Co-produced research involves external partners from start to finish, builds lasting relationships and is actively involved in generating impact. Yet co-production sits uncomfortably with how impact is currently understood. Rachel Pain and Ruth Raynor explore how the process of co-production has the potential to make research and its outcomes richer as collaborators pool diverse ideas, expertise and skills. Impact becomes the driving […]
In Roads: An Anthropology of Infrastructure and Expertise, Penny Harvey and Hannah Knox not only show why roads matter, but also attend to the material processes that bring roads into being through two South American case studies. Luke Heslop praises this book for showing how attention to the complexities of infrastructure projects sheds new light on the parameters of […]
Essential Guide: Eight ways research gets into Parliament
Discussions about research and policy have a tendency to be more reflective about policy-making in general, rather than focusing on the more practical aspects of how research filters through a variety of networks and into policy discussions. Sarah Foxen looks at eight specific ways research currently gets into Parliament and provides some helpful links on where to […]
Sound evidence on Human Rights – podcast exploring new perspectives on advocacy and cutting-edge research.
On International Human Rights Day, Todd Landman describes the launch of a new podcast series. The podcast has a simple aim: to provide sound evidence on human rights in an accessible format. Human rights scholarship has advanced tremendously in the late 20th and early 21st century. The podcast format allows the listener to engage with human rights research differently. You will […]
Can social science still be used as a foundation for public policy? On improving the reliability of evidence.
John Jerrim and Robert de Vries argue a radical overhaul is needed of how social science is published and produced for it to provide a helpful basis for public policy. More progress is needed in particular over the lack of transparency of the research process, publication bias for positive findings and improved quality assurance mechanisms for peer review.
Governments have started to wake […]
The digital environment offers many opportunities, but also opens up certain risks, particularly for children. How can government action look to maximise children’s online opportunities – thereby boosting digital skills and literacies – without substantially adding to their risks? Sonia Livingstone presents six points that policymakers should consider to encourage wider support of children’s digital opportunities.
I’ve been researching children’s internet use […]
Blogs are now an established part of the chattersphere/public conversation, especially in international development circles, but Duncan Green finds academic take-up lacking. Here he outlines the major arguments for taking blogging and social media seriously. It doesn’t need to become another onerous time-commitment. Reading a blog should be like listening to the person talk, but with links.
Before I started […]
WOMID: A mentoring initiative for women working in international development aims to connect research and practice.

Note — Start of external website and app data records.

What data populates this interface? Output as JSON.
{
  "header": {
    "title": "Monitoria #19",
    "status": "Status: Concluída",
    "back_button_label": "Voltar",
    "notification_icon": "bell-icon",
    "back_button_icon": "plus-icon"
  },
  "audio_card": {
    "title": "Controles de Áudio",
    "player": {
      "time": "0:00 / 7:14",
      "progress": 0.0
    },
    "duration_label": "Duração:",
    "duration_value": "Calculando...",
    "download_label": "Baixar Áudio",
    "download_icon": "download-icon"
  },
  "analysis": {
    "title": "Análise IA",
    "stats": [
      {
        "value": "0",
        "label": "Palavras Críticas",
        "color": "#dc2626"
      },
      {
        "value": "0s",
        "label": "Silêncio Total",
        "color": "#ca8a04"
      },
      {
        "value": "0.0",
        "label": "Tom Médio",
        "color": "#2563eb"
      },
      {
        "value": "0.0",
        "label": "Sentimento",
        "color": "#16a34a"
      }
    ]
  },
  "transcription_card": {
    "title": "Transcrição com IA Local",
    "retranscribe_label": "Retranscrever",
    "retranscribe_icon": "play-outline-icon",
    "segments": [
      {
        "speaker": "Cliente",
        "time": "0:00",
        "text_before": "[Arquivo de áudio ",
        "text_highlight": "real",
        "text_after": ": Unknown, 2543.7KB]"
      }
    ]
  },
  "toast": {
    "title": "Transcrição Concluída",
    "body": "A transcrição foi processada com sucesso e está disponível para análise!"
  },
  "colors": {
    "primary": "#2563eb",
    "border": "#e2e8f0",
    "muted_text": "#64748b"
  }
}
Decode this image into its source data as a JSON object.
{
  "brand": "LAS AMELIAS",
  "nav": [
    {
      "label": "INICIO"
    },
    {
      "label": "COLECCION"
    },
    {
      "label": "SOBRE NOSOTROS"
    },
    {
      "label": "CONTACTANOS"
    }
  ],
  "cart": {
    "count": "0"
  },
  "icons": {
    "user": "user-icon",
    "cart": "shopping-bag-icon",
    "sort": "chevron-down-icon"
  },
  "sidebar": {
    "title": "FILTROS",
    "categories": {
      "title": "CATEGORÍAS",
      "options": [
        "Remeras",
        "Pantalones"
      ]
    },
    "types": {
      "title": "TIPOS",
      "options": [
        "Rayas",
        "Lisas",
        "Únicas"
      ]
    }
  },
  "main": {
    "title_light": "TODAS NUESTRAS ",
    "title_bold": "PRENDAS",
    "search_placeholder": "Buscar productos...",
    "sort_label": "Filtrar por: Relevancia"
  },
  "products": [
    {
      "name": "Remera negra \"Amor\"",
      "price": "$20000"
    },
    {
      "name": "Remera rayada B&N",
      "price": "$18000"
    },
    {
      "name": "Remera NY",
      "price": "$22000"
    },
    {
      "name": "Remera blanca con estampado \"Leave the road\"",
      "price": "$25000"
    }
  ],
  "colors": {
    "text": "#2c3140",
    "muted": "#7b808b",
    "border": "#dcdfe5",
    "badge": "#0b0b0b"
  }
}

Balancing the early stages of a research career, while simultaneously keeping up to date with developments in the field generates some unique requirements for researchers in international development. WOMID is a new global mentoring initiative for women, facilitating mentorship between early career academics and practitioners. Alex Dorgan and Beth Harrison, who co-founded WOMID based on their own experiences of doing PhDs, explain […]
Bringing together academics and businesses can be a delicate process — What can we do to encourage collaboration?
Bringing together academics and businesses can be a complex and delicate process. Most partnerships are successful, but more is needed to link businesses with academics, writes Ben McLeod. Here he shares some recent survey findings that suggest there are some very real barriers that need to be overcome. For those who do make it work, however, the process and […]